Learn the Basics of Poker


Poker is a game of strategy and skill where players compete to form the best five-card hand in order to win the pot at the end of each betting round. In most games, players must first place an amount into the pot (the amount varies by game and is usually called an ante, blind, or bring-in). After this all of the players are dealt cards. During each betting round, players can check, raise, or fold. Those who raise or fold have to match or exceed the current bet in order to retain their hand and continue competing for the pot.

Among the most important skills in poker are reading opponents, making calculations on the fly, and keeping emotions under control in high-pressure situations. Poker also teaches discipline, as the best players don’t act impulsively or take big risks without careful calculation. In addition, they are courteous and respect the other players at the table. Unlike many sports and games, poker can be played by anyone and is not limited to people with certain physical abilities.

A good poker player will always be on the lookout for any signs of weakness that their opponents may exploit. For example, a weak player will likely show a lot of emotion at the table, which can be an easy signal for an opponent to read and take advantage of. Similarly, an overly confident player will be more likely to reveal their hand in a weak situation than someone who is not.

While there are many books on poker strategies, top players often develop their own approach to the game.

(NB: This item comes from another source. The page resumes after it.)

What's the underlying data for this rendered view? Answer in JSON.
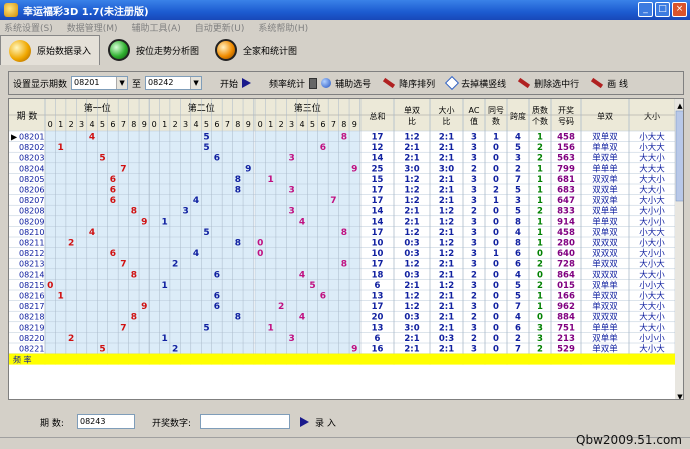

They learn to recognize their own strengths and weaknesses through detailed self-examination and by analyzing their past results. In addition, they make constant adjustments to their play in an effort to improve their results.

Besides studying their own games, poker players also spend time learning from other experienced players. This is important because it helps them keep up with the current trends and changes in the game. Additionally, playing with a variety of different players teaches players how to read and adapt to other players’ styles. This, in turn, makes them a better player overall.